PROBLEM REQUIREMENTS → An exact copy of all the data is required, with pictures left out.

*** DATA FOR ANALYSIS Section Begins ***

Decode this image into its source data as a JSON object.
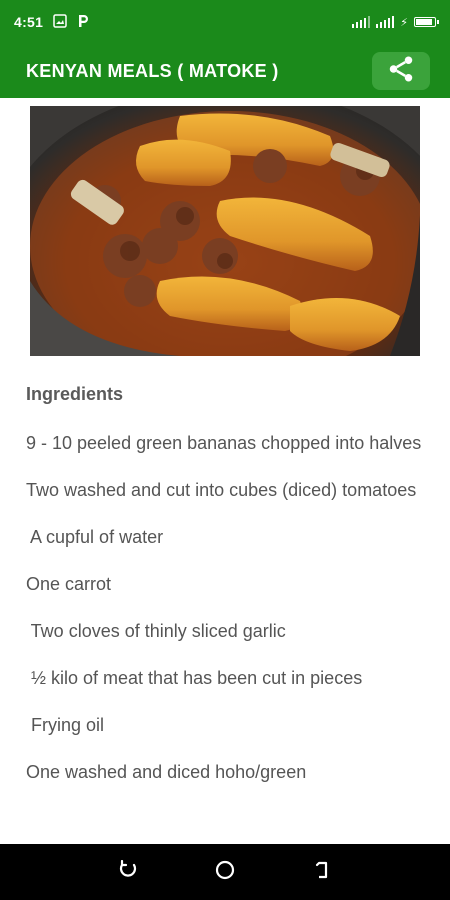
{
  "status_bar": {
    "time": "4:51",
    "icons": [
      "gallery-icon",
      "p-notification-icon",
      "signal-icon",
      "battery-icon"
    ]
  },
  "app_bar": {
    "title": "KENYAN MEALS ( MATOKE )",
    "share_icon": "share-icon",
    "color": "#1b8a1b"
  },
  "recipe": {
    "image": "matoke-dish-photo",
    "ingredients_heading": "Ingredients",
    "ingredients": [
      "9 - 10 peeled green bananas chopped into halves",
      "Two washed and cut into cubes (diced) tomatoes",
      " A cupful of water",
      "One carrot",
      " Two cloves of thinly sliced garlic",
      " ½ kilo of meat that has been cut in pieces",
      " Frying oil",
      "One washed and diced hoho/green"
    ]
  },
  "nav_bar": {
    "buttons": [
      "recents-icon",
      "home-icon",
      "back-icon"
    ]
  }
}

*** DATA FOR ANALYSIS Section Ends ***

REPLY →
Decode this image into its source data as a JSON object.
{
  "status_bar": {
    "time": "4:51",
    "icons": [
      "gallery-icon",
      "p-notification-icon",
      "signal-icon",
      "battery-icon"
    ]
  },
  "app_bar": {
    "title": "KENYAN MEALS ( MATOKE )",
    "share_icon": "share-icon",
    "color": "#1b8a1b"
  },
  "recipe": {
    "image": "matoke-dish-photo",
    "ingredients_heading": "Ingredients",
    "ingredients": [
      "9 - 10 peeled green bananas chopped into halves",
      "Two washed and cut into cubes (diced) tomatoes",
      " A cupful of water",
      "One carrot",
      " Two cloves of thinly sliced garlic",
      " ½ kilo of meat that has been cut in pieces",
      " Frying oil",
      "One washed and diced hoho/green"
    ]
  },
  "nav_bar": {
    "buttons": [
      "recents-icon",
      "home-icon",
      "back-icon"
    ]
  }
}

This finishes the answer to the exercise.